While most independents vote like partisans, on average they’re slightly more likely to just stay home in November. “Typically independents are less active and less engaged in politics than are strong partisans,” says Smidt.
Rising polarization–and the increasingly personal and nasty nature of our politics–has had a paradoxical effect on the American electorate.
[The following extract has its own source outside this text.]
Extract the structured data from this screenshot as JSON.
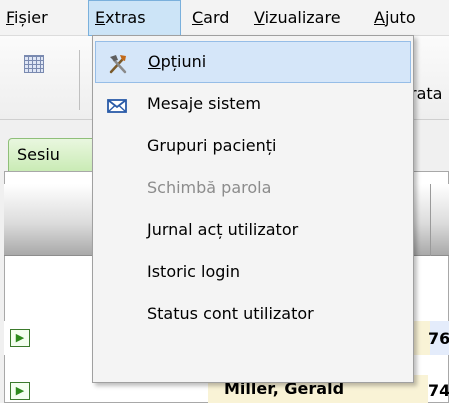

On one hand, the growing distance between the two major parties has contributed to a dramatic decrease in the number of true swing voters.
Turning data into stories
The nonprofit news site ProPublica’s election data bot, created with Google News Lab, updates every 15 minutes with election forecasts, campaign finance reports, Google Trends and other data.
Another nonprofit called the PollyVote Project delivers similar dispatches based on poll results and other data.
“Every time we get new data we create an automated news item,” said Andreas Graefe, a fellow at Columbia University’s Tow Center for Digital Journalism who is leader of the project funded by the Tow Center and Germany’s LMU Munich University.
“We can publish articles seconds after we receive the data, and we can do it in an unlimited amount.”
Graefe said several studies in Europe have shown that readers cannot tell the difference between a human- or computer-generated news article.
Despite deciding not to back Donald Trump financially with ads during the presidential election, the sprawling donor and advocacy network led by the multibillionaire Koch brothers is emerging as a winner in the transition.
Longtime ally Mike Pence is leading the transition team, and several veteran Koch network donors, operatives and political allies are poised to join the Trump administration when the new president takes office in January.
The Koch network, which says it spent about $250m this election cycle on politics and policy efforts, comprises several hundred donors who help underwrite numerous free-market, small-government advocacy groups.
Several Koch network donors who backed Trump, such as Robert Mercer, Joe Craft, Doug Deason, Harold Hamm, Diane Hendricks and Stan Hubbard, have reason to be pleased that his early cabinet picks align with their views on expanding fossil fuels, spurring charter schools, repealing and replacing Obamacare, and slashing government regulations and taxes.
It has emerged that Robert Mercer, a hedge-fund billionaire, who helped to finance the Trump campaign and who was revealed this weekend as one of the owners of the rightwing Breitbart News Network, is a long-time friend of Nigel Farage. He directed his data analytics firm to provide expert advice to the Leave campaign on how to target swing voters via Facebook – a donation of services that was not declared to the electoral commission.
Cambridge Analytica, an offshoot of a British company, SCL Group, which has 25 years’ experience in military disinformation campaigns and “election management”, claims to use cutting-edge technology to build intimate psychometric profiles of voters to find and target their emotional triggers.
- ○ Fusion’s dodgy dossier and the rogue intelligence community
○ Russian Oligarchs Tied to Alfa Bank and PM Netanyahu
Interaction of Press, Media and the Political Establishment …
○ ‘This is not Justice’: Ian Tomlinson, Institutional Failure and the Press Politics of Outrage
○ The hidden media powers that undermine democracy
○ Rupert Murdoch’s influence felt in post-Brexit political chaos | Politico |
○ Why is the European court of human rights hated by many Tories and UK newspapers | The Guardian |
○ Think tanks, evidence and policy: democratic players or clandestine lobbyists? | LSE |